Yahweh, Ra and Rumpelstiltskin

Thursday, 11 March

My conversation with Leonard on the organ bench on Sunday evening was very interesting indeed, to say the least. We spoke for a while about the importance of secrecy in our modern-day society and why a wise individual would be advised to keep his or her personal details hidden from thieves and fraudsters. Leonard mentioned that secrecy played an important role in biblical times too and it even features prominently in the Gospel stories as Jesus’ miracles are shrouded in secrecy and Jesus repeatedly warns the healed, demons and the disciples to keep quiet about his miracle-working activities. He confessed that no-one knows why Jesus demanded secrecy in this way and it seems that the Gospels writers did not understand the significance of these warnings either as the authors of Matthew and Luke consistently omit passages from Mark’s Gospel in which Jesus issues a demand for silence, which suggests that the Gospel authors were confused or embarrassed by them. Being aware of the many issues relating to the messianic secret from my biblical studies lectures, I offered a few well-known theological explanations for this emphasis on secrecy in Jesus’ ministry but Leonard dismissed each theory in turn, even stopping me mid-sentence once or twice which frustrated me greatly. He clearly had no time for these arguments and he was keen to offer his own explanation.

Leonard said that there was another individual in antiquity for whom secrecy was of paramount importance and this mysterious figure was the magician.
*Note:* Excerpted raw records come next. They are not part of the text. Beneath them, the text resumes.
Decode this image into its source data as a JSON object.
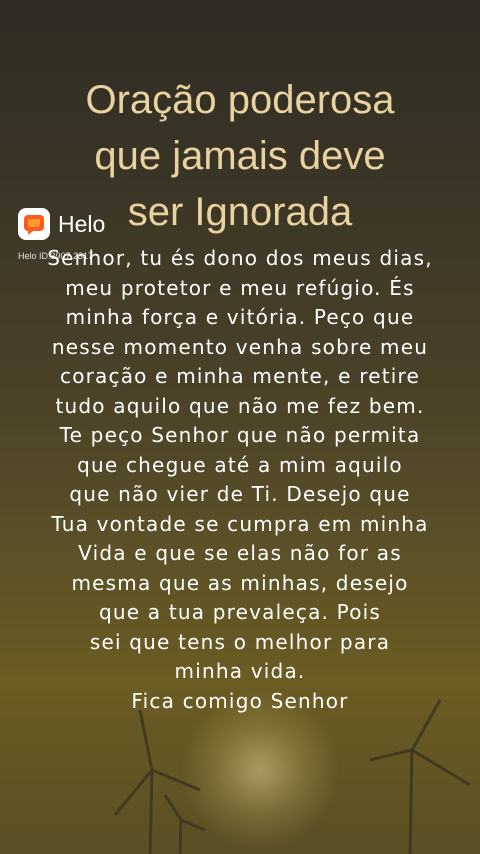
{
  "title_lines": [
    "Oração poderosa",
    "que jamais deve",
    "ser Ignorada"
  ],
  "prayer_lines": [
    "Senhor, tu és dono dos meus dias,",
    "meu protetor e meu refúgio. És",
    "minha força e vitória. Peço que",
    "nesse momento venha sobre meu",
    "coração e minha mente, e retire",
    "tudo aquilo que não me fez bem.",
    "Te peço Senhor que não permita",
    "que chegue até a mim aquilo",
    "que não vier de Ti. Desejo que",
    "Tua vontade se cumpra em minha",
    "Vida e que se elas não for as",
    "mesma que as minhas, desejo",
    "que a tua prevaleça. Pois",
    "sei que tens o melhor para",
    "minha vida.",
    "Fica comigo Senhor"
  ],
  "watermark": {
    "app_name": "Helo",
    "user_id": "Helo ID:3907 2317",
    "icon": "helo-logo-icon",
    "colors": {
      "icon_primary": "#ff5a1f",
      "icon_secondary": "#ff9a2e"
    }
  }
}
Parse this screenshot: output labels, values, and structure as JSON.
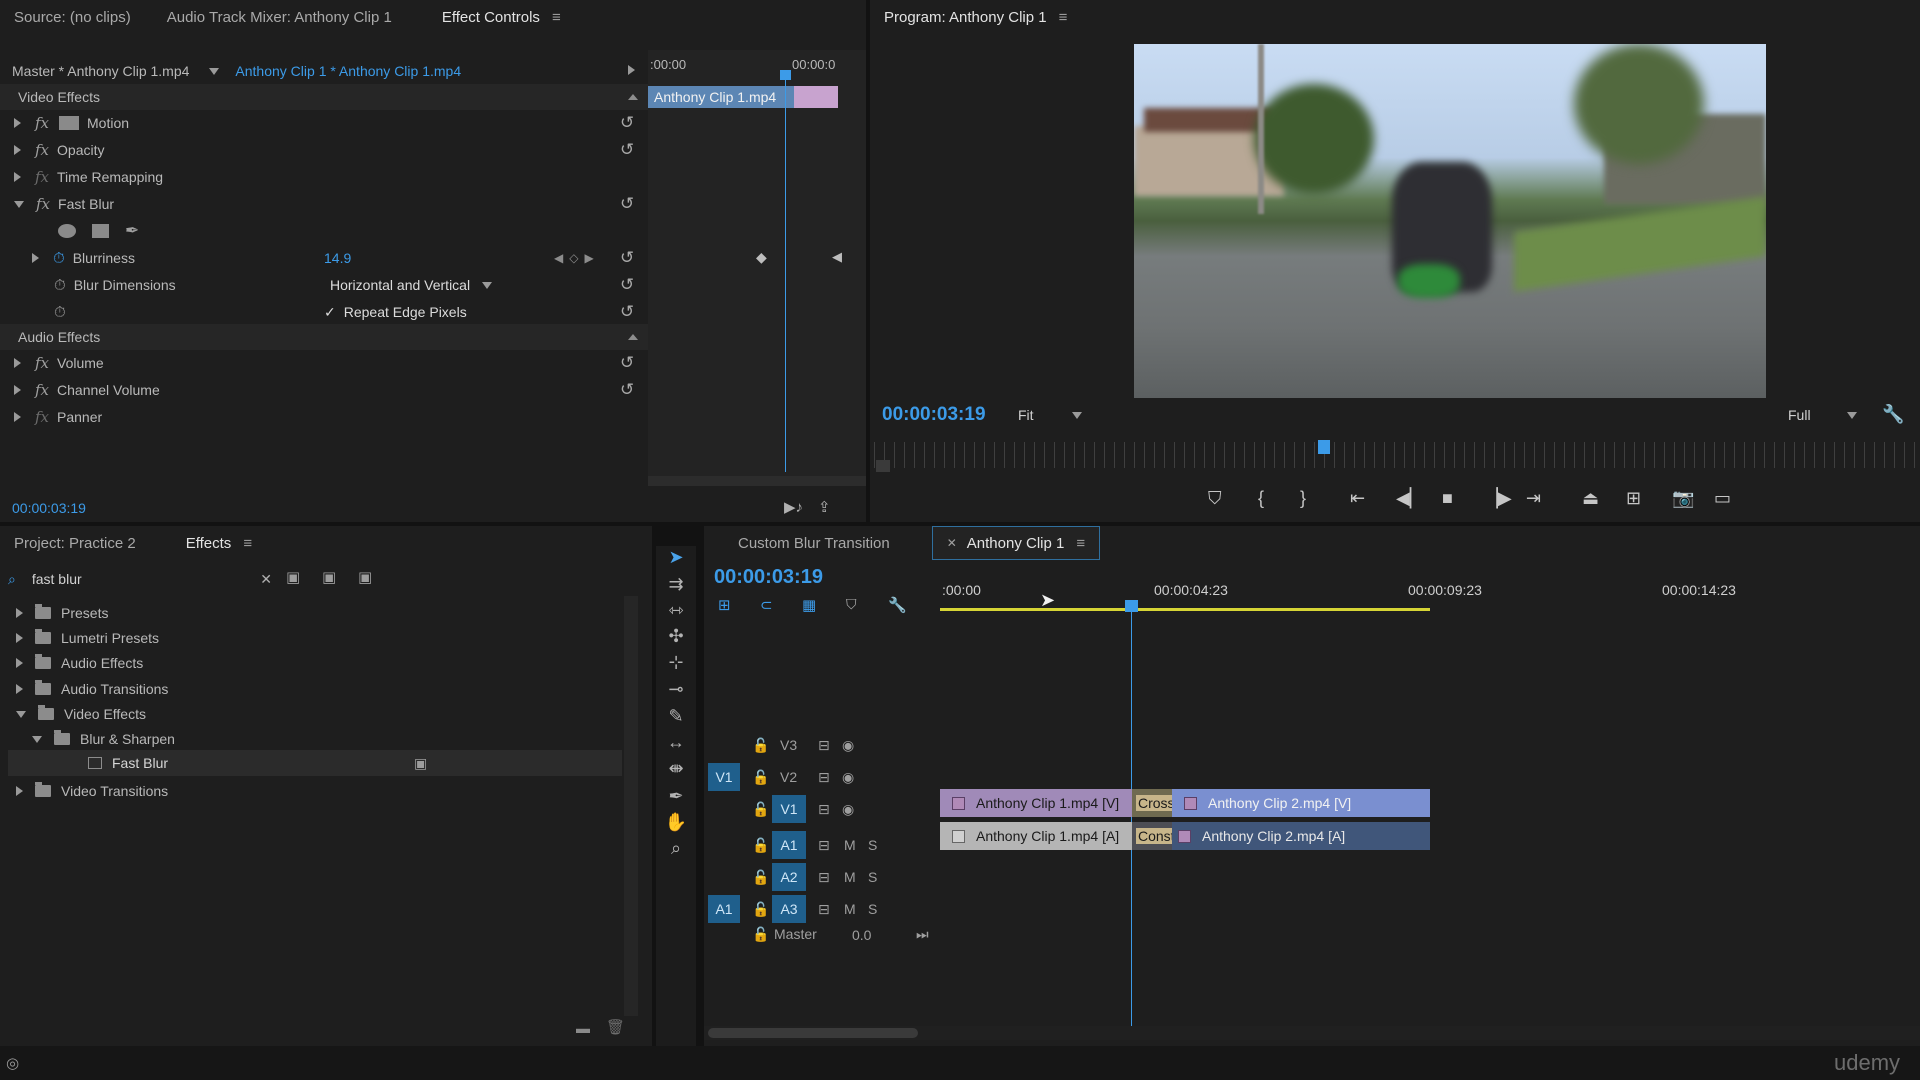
{
  "effect_controls": {
    "tabs": [
      "Source: (no clips)",
      "Audio Track Mixer: Anthony Clip 1",
      "Effect Controls"
    ],
    "master_label": "Master * Anthony Clip 1.mp4",
    "clip_label": "Anthony Clip 1 * Anthony Clip 1.mp4",
    "mini_time_start": ":00:00",
    "mini_time_end": "00:00:0",
    "mini_clip_name": "Anthony Clip 1.mp4",
    "video_effects_label": "Video Effects",
    "effects": [
      "Motion",
      "Opacity",
      "Time Remapping",
      "Fast Blur"
    ],
    "blurriness_label": "Blurriness",
    "blurriness_value": "14.9",
    "blur_dimensions_label": "Blur Dimensions",
    "blur_dimensions_value": "Horizontal and Vertical",
    "repeat_edge_label": "Repeat Edge Pixels",
    "audio_effects_label": "Audio Effects",
    "audio_effects": [
      "Volume",
      "Channel Volume",
      "Panner"
    ],
    "timecode": "00:00:03:19"
  },
  "program": {
    "title": "Program: Anthony Clip 1",
    "timecode": "00:00:03:19",
    "fit_label": "Fit",
    "quality_label": "Full"
  },
  "project": {
    "tabs": [
      "Project: Practice 2",
      "Effects"
    ],
    "search_value": "fast blur",
    "tree": [
      {
        "label": "Presets",
        "expanded": false,
        "indent": 0
      },
      {
        "label": "Lumetri Presets",
        "expanded": false,
        "indent": 0
      },
      {
        "label": "Audio Effects",
        "expanded": false,
        "indent": 0
      },
      {
        "label": "Audio Transitions",
        "expanded": false,
        "indent": 0
      },
      {
        "label": "Video Effects",
        "expanded": true,
        "indent": 0
      },
      {
        "label": "Blur & Sharpen",
        "expanded": true,
        "indent": 1
      },
      {
        "label": "Fast Blur",
        "expanded": false,
        "indent": 2
      },
      {
        "label": "Video Transitions",
        "expanded": false,
        "indent": 0
      }
    ]
  },
  "timeline": {
    "tabs": [
      "Custom Blur Transition",
      "Anthony Clip 1"
    ],
    "timecode": "00:00:03:19",
    "ruler": [
      ":00:00",
      "00:00:04:23",
      "00:00:09:23",
      "00:00:14:23"
    ],
    "video_tracks": [
      "V3",
      "V2",
      "V1"
    ],
    "audio_tracks": [
      "A1",
      "A2",
      "A3"
    ],
    "source_patch_video": "V1",
    "source_patch_audio": "A1",
    "mute_label": "M",
    "solo_label": "S",
    "master_label": "Master",
    "master_value": "0.0",
    "clips": {
      "v1_clip1": "Anthony Clip 1.mp4 [V]",
      "v1_transition": "Cross Di",
      "v1_clip2": "Anthony Clip 2.mp4 [V]",
      "a1_clip1": "Anthony Clip 1.mp4 [A]",
      "a1_transition": "Consta",
      "a1_clip2": "Anthony Clip 2.mp4 [A]"
    }
  },
  "watermark": "udemy",
  "colors": {
    "accent": "#3c9be8",
    "panel": "#1e1e1e",
    "clip_video": "#a08ab8",
    "clip_audio": "#6f88b6"
  }
}
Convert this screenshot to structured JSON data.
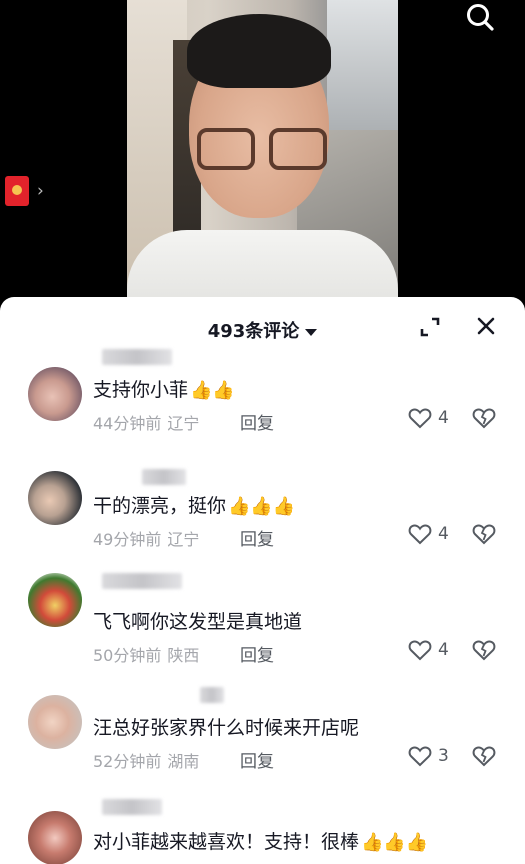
{
  "header": {
    "search_icon": "search-icon"
  },
  "sidebar": {
    "gift_icon": "red-packet-icon",
    "chevron": "›"
  },
  "comments_panel": {
    "title": "493条评论",
    "expand_icon": "expand-icon",
    "close_icon": "close-icon",
    "reply_label": "回复",
    "comments": [
      {
        "text": "支持你小菲",
        "emoji": "👍👍",
        "time": "44分钟前",
        "location": "辽宁",
        "likes": "4"
      },
      {
        "text": "干的漂亮，挺你",
        "emoji": "👍👍👍",
        "time": "49分钟前",
        "location": "辽宁",
        "likes": "4"
      },
      {
        "text": "飞飞啊你这发型是真地道",
        "emoji": "",
        "time": "50分钟前",
        "location": "陕西",
        "likes": "4"
      },
      {
        "text": "汪总好张家界什么时候来开店呢",
        "emoji": "",
        "time": "52分钟前",
        "location": "湖南",
        "likes": "3"
      },
      {
        "text": "对小菲越来越喜欢！支持！很棒",
        "emoji": "👍👍👍",
        "time": "",
        "location": "",
        "likes": ""
      }
    ]
  },
  "colors": {
    "text_primary": "#161823",
    "text_secondary": "#a4a6ab",
    "accent_red": "#e2232b"
  }
}
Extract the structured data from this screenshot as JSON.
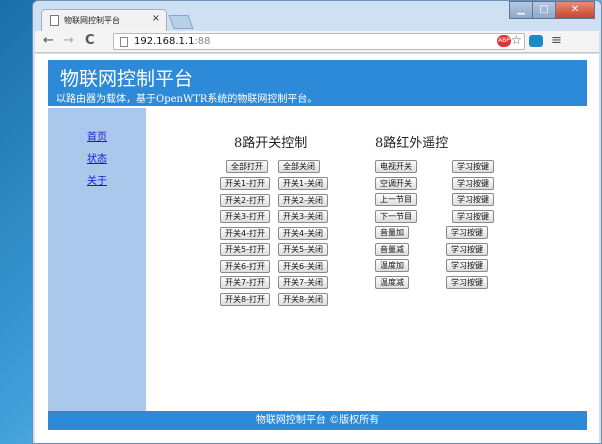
{
  "browser": {
    "tab_title": "物联网控制平台",
    "tab_close": "×",
    "window_controls": {
      "minimize": "▁",
      "maximize": "□",
      "close": "✕"
    },
    "nav": {
      "back": "←",
      "forward": "→",
      "reload": "C"
    },
    "url_host": "192.168.1.1",
    "url_port": ":88",
    "ext_badge": "ABP",
    "star": "☆",
    "menu": "≡"
  },
  "header": {
    "title": "物联网控制平台",
    "subtitle": "以路由器为载体，基于OpenWTR系统的物联网控制平台。"
  },
  "sidebar": {
    "items": [
      {
        "label": "首页"
      },
      {
        "label": "状态"
      },
      {
        "label": "关于"
      }
    ]
  },
  "switch_panel": {
    "title": "8路开关控制",
    "all_on": "全部打开",
    "all_off": "全部关闭",
    "rows": [
      {
        "on": "开关1-打开",
        "off": "开关1-关闭"
      },
      {
        "on": "开关2-打开",
        "off": "开关2-关闭"
      },
      {
        "on": "开关3-打开",
        "off": "开关3-关闭"
      },
      {
        "on": "开关4-打开",
        "off": "开关4-关闭"
      },
      {
        "on": "开关5-打开",
        "off": "开关5-关闭"
      },
      {
        "on": "开关6-打开",
        "off": "开关6-关闭"
      },
      {
        "on": "开关7-打开",
        "off": "开关7-关闭"
      },
      {
        "on": "开关8-打开",
        "off": "开关8-关闭"
      }
    ]
  },
  "ir_panel": {
    "title": "8路红外遥控",
    "rows": [
      {
        "action": "电视开关",
        "learn": "学习按键"
      },
      {
        "action": "空调开关",
        "learn": "学习按键"
      },
      {
        "action": "上一节目",
        "learn": "学习按键"
      },
      {
        "action": "下一节目",
        "learn": "学习按键"
      },
      {
        "action": "音量加",
        "learn": "学习按键"
      },
      {
        "action": "音量减",
        "learn": "学习按键"
      },
      {
        "action": "温度加",
        "learn": "学习按键"
      },
      {
        "action": "温度减",
        "learn": "学习按键"
      }
    ]
  },
  "footer": {
    "text": "物联网控制平台 ©版权所有"
  }
}
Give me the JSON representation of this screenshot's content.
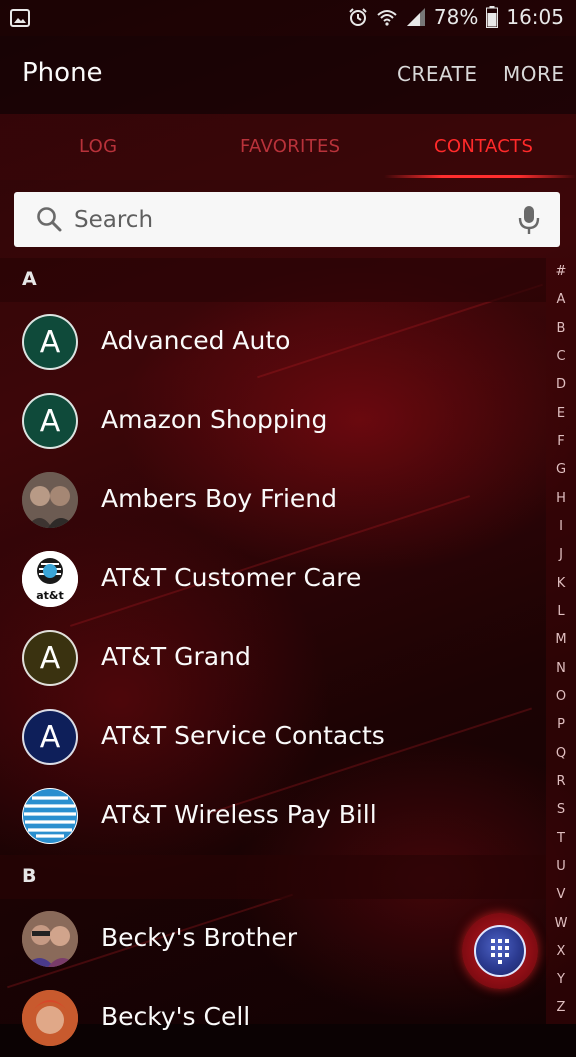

He said that historians, theologians and occultists agree that one of the defining characteristics of ancient magic is its inclination towards secretive and reclusive behaviour, which was surprise to me because I had assumed that all magicians roamed the land showing off their skills and cursing their enemies willy-nilly. But seemingly this was not necessarily the case. Instead Leonard explained that most magicians lived a solitary existence within society and they deliberately isolated themselves from mainstream religion and there were four distinct reasons for why secrecy was so integral to their operations...

First, the magician had no need to engage with mainstream religion and form part of a communal worship group because a) he sought to achieve specific objectives for the immediate needs of the individual rather than serve the general and continual needs of a group and b) it was difficult for the magician to commit to one belief system since if his spell failed to work then he would modify his technique and change the names of the gods that he was addressing in order to find a more effective method of achieving success.

Second, the magician would keep his activities secret because it was commonly believed that sharing divine secrets would offend the gods and the gods would punish the magician for revealing their special knowledge to the masses.

Third, and perhaps most significantly, secrecy was a method of protection. There were strict laws against the practice of magic in antiquity and if a magician was caught practicing his magic openly in public then he would suffer persecution at the hands of the religious and socio-political movements of the time. But it was not only persecution from the official authorities that the magician would seek to avoid - he also used secrecy as a method of protection from magical rivals too. If a magical rival became aware that he had been subjected to a spell or a curse then there was a strong possibility that he would try to overcome it or attempt a counter-attack or, worst of all, he might use his knowledge of the magician’s identity – particularly the magician’s name – as a means of gaining the upper hand over him.

I found our subsequent discussion on the magical use of an individual’s name and identity to be very intriguing. Leonard explained that the idea that personal names held immense power was a magical motif that was consistent throughout the ancient world and knowing the secret name or true identity of a person, god, angel or demon was thought to grant the bearer absolute control over that person or spirit and therefore the ability to command, manipulate or harm them. Consequently personal names were highly guarded by magicians for fear that disclosing them could cause the magician serious harm (and not as an early form of identity fraud prevention, as I teasingly suggested).

At that point the door to the vestry banged shut, causing us to both to flinch and glare down the church towards the source of the noise. The sides-persons had left and I had assumed that we were alone in the church except for a few remaining choirboys changing out of their cassocks and their impatient parents who were waiting for them in the porch outside. Then I saw the silhouette of Mr. Parry (the elderly churchwarden at St. Bartholomew’s who keeps me in a constant supply of sherbet lemon sweets) fall across the altar and, realising that he would be locking up the church soon, I encouraged Leonard to press on with his impromptu lecture without delay…